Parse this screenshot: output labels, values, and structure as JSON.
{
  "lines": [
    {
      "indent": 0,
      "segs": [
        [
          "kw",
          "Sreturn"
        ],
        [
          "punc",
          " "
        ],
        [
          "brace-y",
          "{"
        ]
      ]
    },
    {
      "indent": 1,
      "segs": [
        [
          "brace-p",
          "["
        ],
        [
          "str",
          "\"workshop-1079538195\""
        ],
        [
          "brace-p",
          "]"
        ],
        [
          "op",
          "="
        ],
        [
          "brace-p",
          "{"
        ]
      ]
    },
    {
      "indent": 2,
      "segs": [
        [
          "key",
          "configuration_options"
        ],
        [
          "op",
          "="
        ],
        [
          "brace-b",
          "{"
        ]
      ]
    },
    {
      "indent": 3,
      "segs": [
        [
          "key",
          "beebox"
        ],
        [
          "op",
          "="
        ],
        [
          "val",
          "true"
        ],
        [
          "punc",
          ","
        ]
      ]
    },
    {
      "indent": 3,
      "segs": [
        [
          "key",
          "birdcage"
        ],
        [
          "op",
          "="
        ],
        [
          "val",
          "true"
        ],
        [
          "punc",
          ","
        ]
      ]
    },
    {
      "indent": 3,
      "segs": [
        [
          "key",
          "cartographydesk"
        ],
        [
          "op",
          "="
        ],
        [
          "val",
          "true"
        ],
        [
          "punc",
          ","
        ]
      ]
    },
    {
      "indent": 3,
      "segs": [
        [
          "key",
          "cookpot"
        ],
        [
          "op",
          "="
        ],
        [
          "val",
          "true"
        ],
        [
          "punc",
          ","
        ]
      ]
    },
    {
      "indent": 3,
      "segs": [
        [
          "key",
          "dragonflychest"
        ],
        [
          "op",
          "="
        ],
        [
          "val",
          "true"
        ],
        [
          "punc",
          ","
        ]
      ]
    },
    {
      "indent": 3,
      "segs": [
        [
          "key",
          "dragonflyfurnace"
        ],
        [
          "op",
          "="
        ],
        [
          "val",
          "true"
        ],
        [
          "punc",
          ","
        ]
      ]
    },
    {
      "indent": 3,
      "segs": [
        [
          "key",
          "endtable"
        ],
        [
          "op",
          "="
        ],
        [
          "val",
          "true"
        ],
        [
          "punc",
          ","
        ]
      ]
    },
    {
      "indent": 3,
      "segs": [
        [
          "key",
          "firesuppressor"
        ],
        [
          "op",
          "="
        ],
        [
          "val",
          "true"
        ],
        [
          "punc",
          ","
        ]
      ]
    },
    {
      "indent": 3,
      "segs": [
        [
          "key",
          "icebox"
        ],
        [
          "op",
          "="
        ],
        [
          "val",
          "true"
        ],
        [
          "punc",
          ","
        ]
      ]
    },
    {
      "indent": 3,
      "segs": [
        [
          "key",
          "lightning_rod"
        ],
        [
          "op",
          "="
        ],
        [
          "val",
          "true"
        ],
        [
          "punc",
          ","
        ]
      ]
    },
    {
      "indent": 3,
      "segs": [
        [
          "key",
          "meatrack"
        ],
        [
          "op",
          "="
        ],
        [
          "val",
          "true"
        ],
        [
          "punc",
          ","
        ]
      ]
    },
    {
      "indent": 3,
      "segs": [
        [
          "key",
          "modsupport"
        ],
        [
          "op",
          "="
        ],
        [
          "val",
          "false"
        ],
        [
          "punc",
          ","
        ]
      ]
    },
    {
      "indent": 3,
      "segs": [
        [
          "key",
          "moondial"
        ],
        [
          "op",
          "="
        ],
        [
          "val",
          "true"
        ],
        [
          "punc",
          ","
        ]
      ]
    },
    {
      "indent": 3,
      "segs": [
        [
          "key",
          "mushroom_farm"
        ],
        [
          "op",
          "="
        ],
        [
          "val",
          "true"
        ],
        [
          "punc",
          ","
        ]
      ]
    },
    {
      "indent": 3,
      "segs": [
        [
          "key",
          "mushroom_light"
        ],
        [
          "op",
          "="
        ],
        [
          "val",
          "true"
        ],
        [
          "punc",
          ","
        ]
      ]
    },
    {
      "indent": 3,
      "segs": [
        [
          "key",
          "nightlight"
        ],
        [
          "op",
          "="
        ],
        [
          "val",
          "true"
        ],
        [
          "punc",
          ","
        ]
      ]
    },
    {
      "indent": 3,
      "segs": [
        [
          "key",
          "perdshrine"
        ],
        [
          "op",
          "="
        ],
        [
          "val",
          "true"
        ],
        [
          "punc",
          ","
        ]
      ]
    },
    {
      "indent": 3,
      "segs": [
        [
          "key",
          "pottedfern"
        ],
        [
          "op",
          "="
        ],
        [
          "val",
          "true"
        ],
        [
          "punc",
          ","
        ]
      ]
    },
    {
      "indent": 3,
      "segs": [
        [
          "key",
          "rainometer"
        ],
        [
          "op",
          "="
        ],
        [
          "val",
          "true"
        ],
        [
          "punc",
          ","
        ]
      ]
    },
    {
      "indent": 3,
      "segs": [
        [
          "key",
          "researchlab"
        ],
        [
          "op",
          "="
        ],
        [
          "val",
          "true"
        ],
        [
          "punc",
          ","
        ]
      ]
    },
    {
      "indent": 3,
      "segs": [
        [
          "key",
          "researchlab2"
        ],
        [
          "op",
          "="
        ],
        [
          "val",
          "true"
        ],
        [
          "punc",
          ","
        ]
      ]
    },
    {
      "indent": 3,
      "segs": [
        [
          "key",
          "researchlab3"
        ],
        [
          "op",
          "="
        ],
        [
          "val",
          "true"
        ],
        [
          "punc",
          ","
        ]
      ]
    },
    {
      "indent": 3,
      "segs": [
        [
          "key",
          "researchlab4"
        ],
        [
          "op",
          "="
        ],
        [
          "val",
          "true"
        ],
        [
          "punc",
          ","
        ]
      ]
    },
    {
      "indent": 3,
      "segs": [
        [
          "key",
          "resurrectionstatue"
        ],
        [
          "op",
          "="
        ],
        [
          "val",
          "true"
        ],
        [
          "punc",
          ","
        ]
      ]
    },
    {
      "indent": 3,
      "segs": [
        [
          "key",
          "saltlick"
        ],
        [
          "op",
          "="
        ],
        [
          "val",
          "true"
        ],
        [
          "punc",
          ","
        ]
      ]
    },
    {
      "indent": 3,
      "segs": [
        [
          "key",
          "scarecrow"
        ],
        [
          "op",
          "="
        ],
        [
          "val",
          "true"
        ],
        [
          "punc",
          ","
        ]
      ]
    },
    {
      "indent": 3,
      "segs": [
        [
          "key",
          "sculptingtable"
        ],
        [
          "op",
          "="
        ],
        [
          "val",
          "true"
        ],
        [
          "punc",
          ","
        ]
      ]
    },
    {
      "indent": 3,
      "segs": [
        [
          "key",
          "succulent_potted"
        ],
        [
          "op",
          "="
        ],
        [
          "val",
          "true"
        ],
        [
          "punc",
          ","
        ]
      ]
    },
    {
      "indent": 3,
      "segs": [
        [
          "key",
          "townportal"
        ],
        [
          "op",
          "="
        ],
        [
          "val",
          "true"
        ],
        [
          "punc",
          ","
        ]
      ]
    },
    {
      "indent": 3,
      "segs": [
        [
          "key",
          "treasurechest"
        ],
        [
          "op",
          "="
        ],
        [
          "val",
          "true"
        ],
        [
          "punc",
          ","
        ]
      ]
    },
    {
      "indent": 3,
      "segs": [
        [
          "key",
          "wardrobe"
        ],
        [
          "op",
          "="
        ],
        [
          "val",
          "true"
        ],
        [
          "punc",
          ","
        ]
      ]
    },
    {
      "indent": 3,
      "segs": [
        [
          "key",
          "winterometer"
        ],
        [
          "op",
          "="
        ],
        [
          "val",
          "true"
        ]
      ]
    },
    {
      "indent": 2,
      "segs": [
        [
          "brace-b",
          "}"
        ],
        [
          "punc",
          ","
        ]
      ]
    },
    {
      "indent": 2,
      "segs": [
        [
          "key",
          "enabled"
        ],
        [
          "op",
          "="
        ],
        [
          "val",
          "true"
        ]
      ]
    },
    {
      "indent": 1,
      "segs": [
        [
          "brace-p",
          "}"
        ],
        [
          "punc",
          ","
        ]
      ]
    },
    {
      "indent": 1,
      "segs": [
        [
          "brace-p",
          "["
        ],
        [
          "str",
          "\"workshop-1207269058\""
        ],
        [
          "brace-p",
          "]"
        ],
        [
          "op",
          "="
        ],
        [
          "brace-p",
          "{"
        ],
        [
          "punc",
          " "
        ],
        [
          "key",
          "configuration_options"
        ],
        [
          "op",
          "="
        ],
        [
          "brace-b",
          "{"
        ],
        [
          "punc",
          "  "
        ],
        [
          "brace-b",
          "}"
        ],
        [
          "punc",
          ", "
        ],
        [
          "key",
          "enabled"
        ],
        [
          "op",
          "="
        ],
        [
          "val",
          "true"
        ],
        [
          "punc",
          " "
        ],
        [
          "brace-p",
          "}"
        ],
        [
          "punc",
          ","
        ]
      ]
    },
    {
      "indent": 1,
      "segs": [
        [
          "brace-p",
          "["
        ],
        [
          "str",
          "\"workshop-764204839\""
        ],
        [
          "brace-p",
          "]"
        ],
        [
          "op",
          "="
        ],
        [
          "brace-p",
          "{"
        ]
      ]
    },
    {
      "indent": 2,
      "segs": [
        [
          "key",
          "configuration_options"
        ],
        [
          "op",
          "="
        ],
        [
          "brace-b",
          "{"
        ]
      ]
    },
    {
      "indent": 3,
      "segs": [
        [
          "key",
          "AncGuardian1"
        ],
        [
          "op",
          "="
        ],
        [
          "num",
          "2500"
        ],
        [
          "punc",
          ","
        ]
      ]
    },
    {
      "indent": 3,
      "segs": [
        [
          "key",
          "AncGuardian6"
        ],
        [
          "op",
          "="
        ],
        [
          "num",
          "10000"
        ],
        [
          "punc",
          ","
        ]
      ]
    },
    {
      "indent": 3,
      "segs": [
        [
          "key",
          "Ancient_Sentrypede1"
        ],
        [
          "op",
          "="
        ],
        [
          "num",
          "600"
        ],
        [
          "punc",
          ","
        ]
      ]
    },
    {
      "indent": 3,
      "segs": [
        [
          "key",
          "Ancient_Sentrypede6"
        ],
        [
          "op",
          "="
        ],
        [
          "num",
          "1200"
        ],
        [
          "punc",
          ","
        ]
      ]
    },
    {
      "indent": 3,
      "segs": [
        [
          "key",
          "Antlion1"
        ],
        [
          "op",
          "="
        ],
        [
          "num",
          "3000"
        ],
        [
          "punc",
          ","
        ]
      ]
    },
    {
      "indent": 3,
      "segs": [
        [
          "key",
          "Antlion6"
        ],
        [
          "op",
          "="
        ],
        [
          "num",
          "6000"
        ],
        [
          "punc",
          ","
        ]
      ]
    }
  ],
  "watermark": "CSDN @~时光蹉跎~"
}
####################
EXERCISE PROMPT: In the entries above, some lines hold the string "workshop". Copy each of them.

RESPONSE TO THE TASK:
          "\"workshop-1079538195\""
          "\"workshop-1207269058\""
          "\"workshop-764204839\""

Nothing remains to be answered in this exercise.